Where Can I Get Information About a Will, Estate, or Probate Proceeding?

The Broome County Clerk’s Office does not handle Wills, estates, or probate proceedings.

Broome County Surrogate’s Court has jurisdiction over all actions and proceedings relating to the probate of Wills and the administration of estates.

Are Wills Filed in the Broome County Clerk’s Office?

No. Since Wills contain a wealth of confidential personal identifying information, they are not filed in the Broome County Clerk’s Office.

Instead, your Will should be kept in a safe, secure, and accessible place until it's needed.

  • Make sure the Executor of your Will knows where it’s located.

More information is available online at www.nycourts.gov/courthelp/WhenSomeoneDies/will.shtml.


Will a Copy of My Last Will and Testament Suffice?

No, the original Will is needed in most circumstances.


Can I Make Changes to My Will?

Once a Will is written and signed, you can’t cross out, initial, or make changes to it. You can only amend a Will by:

  • Adding a codicil which must be signed and dated by you in front of two witnesses; or
  • Writing a new Will. Major changes should be made in consultation with an attorney.

According to the New York State Unified Court System’s website, you also shouldn’t “…remove the staples from the Will when making copies. Doing anything to the Will can be a reason to invalidate it. If the staples were removed, you must tell the Court in a signed and notarized affidavit why they were removed, where it has been kept since it was executed, and that you believe no substitutions or changes have been made since its execution.”


Do Wills Need to Be Notarized?

No, Wills are not notarized documents. They must be signed and dated in front of 2 witnesses who aren’t beneficiaries under the Will.


Who Distributes the Estate and Carries Out the Decedent’s Wishes?

When someone passes away and leaves a Will, it's said they died "testate" and their property (or estate) must be divided as they saw fit.

In a probate proceeding, the Executor named in the decedent’s Will is responsible for distributing their estate after it’s been filed in the Surrogate’s Court.

To begin, the Executor will need to file the following documents in the Surrogate's Court in the county where the decedent maintained their primary residence:

  • The decedent’s original Will;
  • A Certified Copy of the decedent’s death certificate; and
  • A Petition for Probate and any other supporting documents.

See www.nycourts.gov/courthelp/WhenSomeoneDies/probate.shtml for more details.

Probate Forms: ww2.nycourts.gov/forms/surrogates/probate.shtml


What if Someone Dies Without a Last Will and Testament?

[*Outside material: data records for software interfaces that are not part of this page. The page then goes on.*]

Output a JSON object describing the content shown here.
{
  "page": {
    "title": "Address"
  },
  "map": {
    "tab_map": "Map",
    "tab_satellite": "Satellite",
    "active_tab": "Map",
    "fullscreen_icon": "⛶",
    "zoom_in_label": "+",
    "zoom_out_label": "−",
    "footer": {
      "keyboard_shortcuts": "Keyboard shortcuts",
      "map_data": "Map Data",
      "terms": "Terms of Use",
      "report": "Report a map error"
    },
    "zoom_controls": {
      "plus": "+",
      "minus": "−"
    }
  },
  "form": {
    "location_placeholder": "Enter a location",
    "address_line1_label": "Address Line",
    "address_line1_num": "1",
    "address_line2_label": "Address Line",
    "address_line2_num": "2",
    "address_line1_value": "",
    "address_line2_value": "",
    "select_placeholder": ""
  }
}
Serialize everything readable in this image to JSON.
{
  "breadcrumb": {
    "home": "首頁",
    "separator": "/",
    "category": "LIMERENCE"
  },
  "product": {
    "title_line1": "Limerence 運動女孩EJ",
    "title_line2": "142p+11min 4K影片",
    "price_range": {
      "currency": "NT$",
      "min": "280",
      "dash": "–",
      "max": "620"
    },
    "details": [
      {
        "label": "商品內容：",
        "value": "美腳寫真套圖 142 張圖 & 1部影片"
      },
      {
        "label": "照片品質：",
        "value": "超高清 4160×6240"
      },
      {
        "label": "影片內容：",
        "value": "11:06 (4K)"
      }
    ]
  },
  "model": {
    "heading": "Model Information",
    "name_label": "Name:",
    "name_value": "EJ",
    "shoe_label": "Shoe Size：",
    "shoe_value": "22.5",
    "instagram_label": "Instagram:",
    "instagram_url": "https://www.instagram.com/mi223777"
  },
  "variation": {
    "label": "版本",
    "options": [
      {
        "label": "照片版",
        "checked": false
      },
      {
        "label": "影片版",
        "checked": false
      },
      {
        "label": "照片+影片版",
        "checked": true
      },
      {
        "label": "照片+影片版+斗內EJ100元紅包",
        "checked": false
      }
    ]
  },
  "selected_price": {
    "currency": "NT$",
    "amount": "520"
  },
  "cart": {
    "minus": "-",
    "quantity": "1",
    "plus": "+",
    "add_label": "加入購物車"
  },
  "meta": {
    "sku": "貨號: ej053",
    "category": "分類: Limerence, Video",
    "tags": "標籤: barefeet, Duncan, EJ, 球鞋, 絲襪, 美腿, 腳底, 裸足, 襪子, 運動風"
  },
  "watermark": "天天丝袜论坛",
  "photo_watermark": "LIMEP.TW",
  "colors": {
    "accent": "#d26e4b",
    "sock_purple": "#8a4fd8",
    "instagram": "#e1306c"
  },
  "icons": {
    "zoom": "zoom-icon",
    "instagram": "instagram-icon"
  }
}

When a person dies without a Last Will and Testament, it's said they died "intestate."

Who gets what depends on who the living relatives are and their relationship to the decedent (the person who died).

The closest heir to the decedent must file an Administration Proceeding in Surrogate’s Court, which will issue Letters of Administration authorizing someone to manage the distribution of the decedent's property according to State law.

For more information see: